**What you have to do:** The records below must be returned in full and unaltered.
··· Data provided ···
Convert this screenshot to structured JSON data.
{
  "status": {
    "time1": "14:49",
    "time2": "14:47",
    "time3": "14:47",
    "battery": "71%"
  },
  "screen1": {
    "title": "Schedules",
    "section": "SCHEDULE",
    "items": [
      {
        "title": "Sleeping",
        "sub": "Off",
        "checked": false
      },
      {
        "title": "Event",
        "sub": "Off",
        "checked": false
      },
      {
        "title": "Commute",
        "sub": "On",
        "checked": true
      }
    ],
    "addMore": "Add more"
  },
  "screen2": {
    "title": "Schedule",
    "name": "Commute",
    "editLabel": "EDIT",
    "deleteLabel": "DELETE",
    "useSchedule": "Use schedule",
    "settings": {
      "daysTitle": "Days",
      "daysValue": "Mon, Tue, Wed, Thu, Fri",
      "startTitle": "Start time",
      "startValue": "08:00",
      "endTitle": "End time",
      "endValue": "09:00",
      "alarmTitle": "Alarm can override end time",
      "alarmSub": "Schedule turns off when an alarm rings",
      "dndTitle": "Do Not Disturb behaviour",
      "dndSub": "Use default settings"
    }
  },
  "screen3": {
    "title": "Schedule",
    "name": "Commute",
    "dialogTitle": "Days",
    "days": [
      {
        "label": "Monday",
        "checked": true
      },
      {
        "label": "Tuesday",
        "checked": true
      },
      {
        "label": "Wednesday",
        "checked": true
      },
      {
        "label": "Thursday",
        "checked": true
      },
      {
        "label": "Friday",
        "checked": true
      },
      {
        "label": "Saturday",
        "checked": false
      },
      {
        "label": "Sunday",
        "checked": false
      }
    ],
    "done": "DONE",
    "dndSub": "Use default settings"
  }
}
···
**Response below:**
Convert this screenshot to structured JSON data.
{
  "status": {
    "time1": "14:49",
    "time2": "14:47",
    "time3": "14:47",
    "battery": "71%"
  },
  "screen1": {
    "title": "Schedules",
    "section": "SCHEDULE",
    "items": [
      {
        "title": "Sleeping",
        "sub": "Off",
        "checked": false
      },
      {
        "title": "Event",
        "sub": "Off",
        "checked": false
      },
      {
        "title": "Commute",
        "sub": "On",
        "checked": true
      }
    ],
    "addMore": "Add more"
  },
  "screen2": {
    "title": "Schedule",
    "name": "Commute",
    "editLabel": "EDIT",
    "deleteLabel": "DELETE",
    "useSchedule": "Use schedule",
    "settings": {
      "daysTitle": "Days",
      "daysValue": "Mon, Tue, Wed, Thu, Fri",
      "startTitle": "Start time",
      "startValue": "08:00",
      "endTitle": "End time",
      "endValue": "09:00",
      "alarmTitle": "Alarm can override end time",
      "alarmSub": "Schedule turns off when an alarm rings",
      "dndTitle": "Do Not Disturb behaviour",
      "dndSub": "Use default settings"
    }
  },
  "screen3": {
    "title": "Schedule",
    "name": "Commute",
    "dialogTitle": "Days",
    "days": [
      {
        "label": "Monday",
        "checked": true
      },
      {
        "label": "Tuesday",
        "checked": true
      },
      {
        "label": "Wednesday",
        "checked": true
      },
      {
        "label": "Thursday",
        "checked": true
      },
      {
        "label": "Friday",
        "checked": true
      },
      {
        "label": "Saturday",
        "checked": false
      },
      {
        "label": "Sunday",
        "checked": false
      }
    ],
    "done": "DONE",
    "dndSub": "Use default settings"
  }
}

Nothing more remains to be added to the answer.